A gateway near a stupa that has two upright posts and three horizontal lintels
A pole carved with ancestral spirits or symbols erected by Pacific Coast Native Americans
An aisle in a church perpendicular to the nave
The 1300s, or fourteenth century, in Italian art
A narrow passageway with arches opening onto a nave, usually directly below a clerestory
A projecting grooved element alternating with a metope on a Greek temple
A three-paneled painting or sculpture
(French, meaning “fools to the eye”) a form of painting that attempts to represent an object as existing in three dimensions, and therefore resembles the real thing
Trumeau (plural: trumeaux)
The central pillar of a medieval portal that stabilizes the structure. It is often elaborately decorated.
Tympanum (plural: tympana)

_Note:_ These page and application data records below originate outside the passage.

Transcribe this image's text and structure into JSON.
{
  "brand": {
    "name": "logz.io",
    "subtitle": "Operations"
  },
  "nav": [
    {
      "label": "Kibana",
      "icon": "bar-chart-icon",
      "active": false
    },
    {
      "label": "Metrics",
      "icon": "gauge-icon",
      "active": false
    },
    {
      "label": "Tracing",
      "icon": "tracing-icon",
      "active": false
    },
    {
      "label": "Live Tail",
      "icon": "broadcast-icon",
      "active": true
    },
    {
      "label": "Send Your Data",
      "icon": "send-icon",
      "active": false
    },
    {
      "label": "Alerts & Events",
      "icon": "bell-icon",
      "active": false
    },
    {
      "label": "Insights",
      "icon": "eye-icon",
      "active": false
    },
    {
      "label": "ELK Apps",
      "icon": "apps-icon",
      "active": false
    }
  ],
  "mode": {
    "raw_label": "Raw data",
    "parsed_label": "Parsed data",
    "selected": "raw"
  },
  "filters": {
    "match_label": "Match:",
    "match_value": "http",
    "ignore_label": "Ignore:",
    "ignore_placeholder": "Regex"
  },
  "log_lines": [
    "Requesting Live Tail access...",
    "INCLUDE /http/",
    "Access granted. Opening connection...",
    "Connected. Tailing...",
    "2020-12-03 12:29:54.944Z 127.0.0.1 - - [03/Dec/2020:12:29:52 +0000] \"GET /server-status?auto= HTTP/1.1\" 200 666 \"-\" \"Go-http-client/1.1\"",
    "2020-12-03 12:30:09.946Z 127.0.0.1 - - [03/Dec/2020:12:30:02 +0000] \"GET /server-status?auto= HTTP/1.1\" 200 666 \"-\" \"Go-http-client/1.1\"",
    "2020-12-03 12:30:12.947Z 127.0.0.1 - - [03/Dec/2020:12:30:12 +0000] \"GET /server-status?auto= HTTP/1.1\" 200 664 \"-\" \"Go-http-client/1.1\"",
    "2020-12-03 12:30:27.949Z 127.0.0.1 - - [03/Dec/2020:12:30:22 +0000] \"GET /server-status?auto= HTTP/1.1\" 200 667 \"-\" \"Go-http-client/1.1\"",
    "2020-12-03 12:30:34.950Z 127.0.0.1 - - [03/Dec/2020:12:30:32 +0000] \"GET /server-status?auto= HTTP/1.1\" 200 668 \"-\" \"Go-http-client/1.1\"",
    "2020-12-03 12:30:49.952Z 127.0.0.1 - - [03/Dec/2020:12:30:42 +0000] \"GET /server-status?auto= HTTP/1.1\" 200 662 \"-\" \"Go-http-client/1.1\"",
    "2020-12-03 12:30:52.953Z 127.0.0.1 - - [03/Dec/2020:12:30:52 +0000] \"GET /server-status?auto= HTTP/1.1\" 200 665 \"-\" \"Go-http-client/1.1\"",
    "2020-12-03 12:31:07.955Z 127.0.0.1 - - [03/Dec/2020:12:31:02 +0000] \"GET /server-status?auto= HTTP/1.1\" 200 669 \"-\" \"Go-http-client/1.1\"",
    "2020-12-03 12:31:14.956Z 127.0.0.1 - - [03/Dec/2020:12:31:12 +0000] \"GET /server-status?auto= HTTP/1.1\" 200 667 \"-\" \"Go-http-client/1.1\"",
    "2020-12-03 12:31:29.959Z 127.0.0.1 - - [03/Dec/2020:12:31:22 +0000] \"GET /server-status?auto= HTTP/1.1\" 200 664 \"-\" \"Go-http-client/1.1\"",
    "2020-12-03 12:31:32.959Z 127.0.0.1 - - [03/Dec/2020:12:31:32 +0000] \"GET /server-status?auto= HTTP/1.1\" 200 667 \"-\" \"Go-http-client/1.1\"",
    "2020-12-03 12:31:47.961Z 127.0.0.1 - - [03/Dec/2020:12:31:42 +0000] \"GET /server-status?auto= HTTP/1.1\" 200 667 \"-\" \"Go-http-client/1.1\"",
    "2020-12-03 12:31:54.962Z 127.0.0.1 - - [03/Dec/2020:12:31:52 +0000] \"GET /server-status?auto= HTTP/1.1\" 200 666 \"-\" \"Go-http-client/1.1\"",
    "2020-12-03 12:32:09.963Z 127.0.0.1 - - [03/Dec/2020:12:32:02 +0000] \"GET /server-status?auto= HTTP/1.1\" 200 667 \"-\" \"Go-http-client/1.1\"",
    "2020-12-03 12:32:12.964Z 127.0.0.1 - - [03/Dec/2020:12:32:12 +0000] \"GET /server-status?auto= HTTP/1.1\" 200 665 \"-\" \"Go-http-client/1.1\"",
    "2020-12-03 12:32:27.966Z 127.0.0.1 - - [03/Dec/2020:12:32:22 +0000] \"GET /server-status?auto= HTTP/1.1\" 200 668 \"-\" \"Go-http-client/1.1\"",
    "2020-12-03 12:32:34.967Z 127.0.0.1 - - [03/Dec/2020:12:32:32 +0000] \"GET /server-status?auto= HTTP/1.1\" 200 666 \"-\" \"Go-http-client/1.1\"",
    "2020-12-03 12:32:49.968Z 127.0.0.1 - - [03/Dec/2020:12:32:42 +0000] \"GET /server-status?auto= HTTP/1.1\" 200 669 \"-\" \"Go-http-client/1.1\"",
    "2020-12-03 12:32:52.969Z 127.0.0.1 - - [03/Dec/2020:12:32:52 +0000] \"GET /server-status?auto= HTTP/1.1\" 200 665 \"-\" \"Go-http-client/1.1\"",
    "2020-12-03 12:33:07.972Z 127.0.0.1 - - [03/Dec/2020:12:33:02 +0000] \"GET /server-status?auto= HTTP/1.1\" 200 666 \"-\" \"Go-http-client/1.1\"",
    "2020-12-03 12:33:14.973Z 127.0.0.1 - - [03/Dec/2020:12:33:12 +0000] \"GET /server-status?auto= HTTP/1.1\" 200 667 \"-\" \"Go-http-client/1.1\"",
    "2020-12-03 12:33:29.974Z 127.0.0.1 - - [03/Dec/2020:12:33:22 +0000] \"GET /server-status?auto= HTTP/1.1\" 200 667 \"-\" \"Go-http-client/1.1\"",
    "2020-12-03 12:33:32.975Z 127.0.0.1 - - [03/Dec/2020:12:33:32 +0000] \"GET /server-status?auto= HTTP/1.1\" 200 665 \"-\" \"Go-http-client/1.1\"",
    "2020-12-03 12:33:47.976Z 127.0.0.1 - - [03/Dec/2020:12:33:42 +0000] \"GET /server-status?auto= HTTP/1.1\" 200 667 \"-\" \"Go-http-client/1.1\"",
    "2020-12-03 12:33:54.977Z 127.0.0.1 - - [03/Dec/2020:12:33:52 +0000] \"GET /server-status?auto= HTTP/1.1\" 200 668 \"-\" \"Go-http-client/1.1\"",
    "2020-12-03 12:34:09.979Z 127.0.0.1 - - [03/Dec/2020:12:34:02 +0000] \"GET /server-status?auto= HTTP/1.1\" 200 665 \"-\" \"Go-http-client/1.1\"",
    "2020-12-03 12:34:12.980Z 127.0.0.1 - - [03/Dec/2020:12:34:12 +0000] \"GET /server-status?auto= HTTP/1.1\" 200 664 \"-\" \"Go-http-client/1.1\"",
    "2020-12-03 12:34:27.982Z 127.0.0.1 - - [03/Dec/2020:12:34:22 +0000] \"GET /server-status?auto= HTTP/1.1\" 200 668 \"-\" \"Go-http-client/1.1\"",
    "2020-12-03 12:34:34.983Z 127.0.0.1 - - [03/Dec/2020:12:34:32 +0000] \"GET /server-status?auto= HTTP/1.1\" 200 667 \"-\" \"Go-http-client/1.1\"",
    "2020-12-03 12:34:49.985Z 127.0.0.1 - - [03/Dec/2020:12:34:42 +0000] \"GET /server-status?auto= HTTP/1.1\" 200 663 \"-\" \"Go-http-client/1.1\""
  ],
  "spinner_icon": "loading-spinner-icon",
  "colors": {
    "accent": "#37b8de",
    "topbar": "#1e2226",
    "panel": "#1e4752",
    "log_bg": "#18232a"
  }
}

A rounded sculpture placed over the portal of a medieval church
Translated as “pictures of the floating world”, a Japanese genre painting popular from the seventeenth to the nineteenth century
A circle of hair on the brows of a deity sometimes represented as the focal point
A protrusion at the top of the head, or the top knot of a Buddha
A theme in still life painting that stresses the brevity of life and the folly of human vanity
A roof constructed with arches. When an arch is extended in space, forming a tunnel, it is called a barrel vault. When two barrel vaults intersect at right angles it is called a groin vault.
Sculptures from the Roman Republic characterized by extreme realism of facial features
Villa (Italian) or Chateau (French) (plural: chateaux)
A large country estate or manor house
Voussoir (pronounced: view-swar)
A wedge-shaped stone that forms the curved part an arch. The central voussoiris called a keystone.
A Buddhist monastery or temple in Cambodia
A monumental entrance to a Carolingian church in which two towers flank a lower central entrance
A printmaking process by which a wooden tablet is carved into with a tool, leaving the design raised and the background cut away (very much as how a rubber stamp looks); ink is rolled onto the raised portions and an impression is made when paper is applied to the surface; woodcuts have strong angular surfaces with sharply delineated lines
Yakshi (masculine: yaksha)
Female and male figures of fertility in Buddhist and Hindu art
Yin and yang
Complementary polarities; the yin is a feminine symbol that has dark, soft, moist, and weak characteristics; the yang is the male symbol that has bright, hard, dry, and strong characteristics
A metaphysical branch of Buddhism that teaches fulfillment through self-discipline and intution
A pyramidlike building made of several stories that indent as the building gets taller; ziggurats have terraces at each level
A device that projects sequences of photographs to give the illusion of movement